### Stored data:
━━━━

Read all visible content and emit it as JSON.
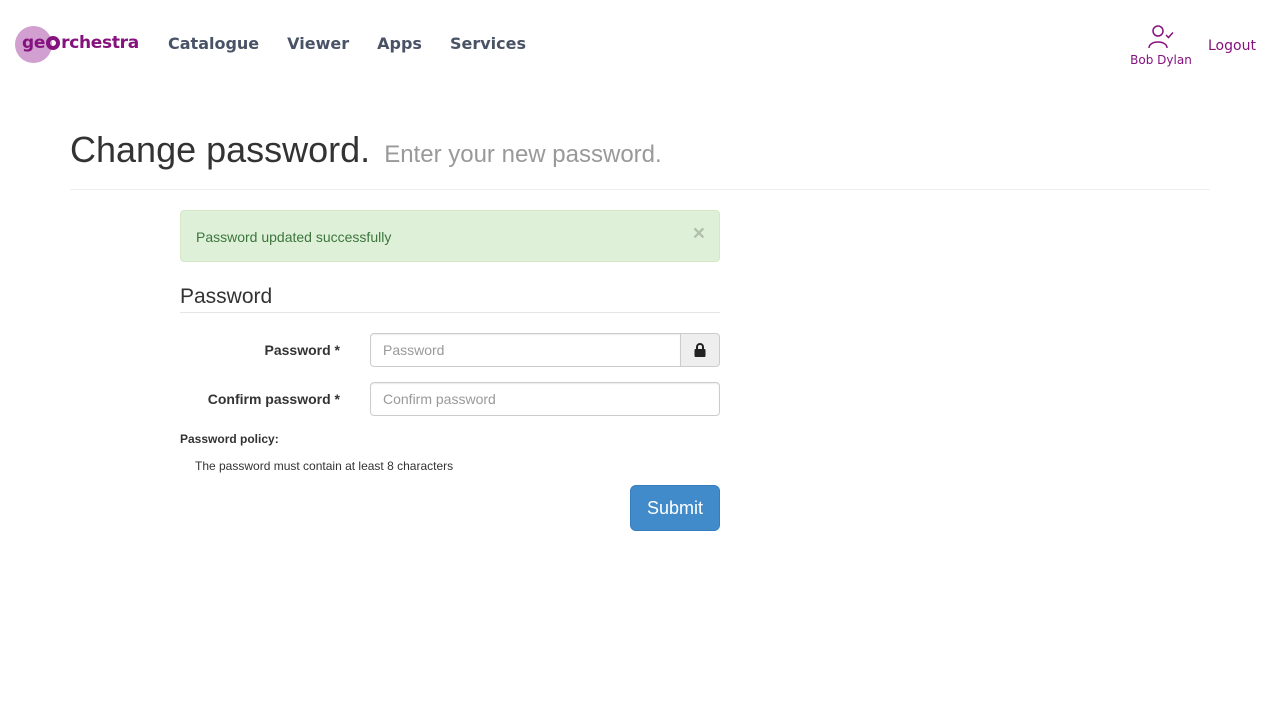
{
  "brand": {
    "logo_text_before": "ge",
    "logo_text_after": "rchestra"
  },
  "nav": {
    "items": [
      {
        "label": "Catalogue"
      },
      {
        "label": "Viewer"
      },
      {
        "label": "Apps"
      },
      {
        "label": "Services"
      }
    ]
  },
  "user": {
    "name": "Bob Dylan",
    "icon": "user-check-icon",
    "logout_label": "Logout"
  },
  "page": {
    "title": "Change password.",
    "subtitle": "Enter your new password."
  },
  "alert": {
    "message": "Password updated successfully",
    "close_label": "×"
  },
  "form": {
    "legend": "Password",
    "password": {
      "label": "Password *",
      "placeholder": "Password",
      "value": "",
      "icon": "lock-icon"
    },
    "confirm": {
      "label": "Confirm password *",
      "placeholder": "Confirm password",
      "value": ""
    },
    "policy_title": "Password policy:",
    "policy_rules": [
      "The password must contain at least 8 characters"
    ],
    "submit_label": "Submit"
  },
  "colors": {
    "brand": "#85127e",
    "brand_light": "#d19fd0",
    "nav_text": "#495366",
    "alert_bg": "#dff0d8",
    "alert_text": "#3c763d",
    "primary": "#428bca"
  }
}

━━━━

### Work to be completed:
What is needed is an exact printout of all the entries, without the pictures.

### Exercise output:
Read all visible content and emit it as JSON.
{
  "brand": {
    "logo_text_before": "ge",
    "logo_text_after": "rchestra"
  },
  "nav": {
    "items": [
      {
        "label": "Catalogue"
      },
      {
        "label": "Viewer"
      },
      {
        "label": "Apps"
      },
      {
        "label": "Services"
      }
    ]
  },
  "user": {
    "name": "Bob Dylan",
    "icon": "user-check-icon",
    "logout_label": "Logout"
  },
  "page": {
    "title": "Change password.",
    "subtitle": "Enter your new password."
  },
  "alert": {
    "message": "Password updated successfully",
    "close_label": "×"
  },
  "form": {
    "legend": "Password",
    "password": {
      "label": "Password *",
      "placeholder": "Password",
      "value": "",
      "icon": "lock-icon"
    },
    "confirm": {
      "label": "Confirm password *",
      "placeholder": "Confirm password",
      "value": ""
    },
    "policy_title": "Password policy:",
    "policy_rules": [
      "The password must contain at least 8 characters"
    ],
    "submit_label": "Submit"
  },
  "colors": {
    "brand": "#85127e",
    "brand_light": "#d19fd0",
    "nav_text": "#495366",
    "alert_bg": "#dff0d8",
    "alert_text": "#3c763d",
    "primary": "#428bca"
  }
}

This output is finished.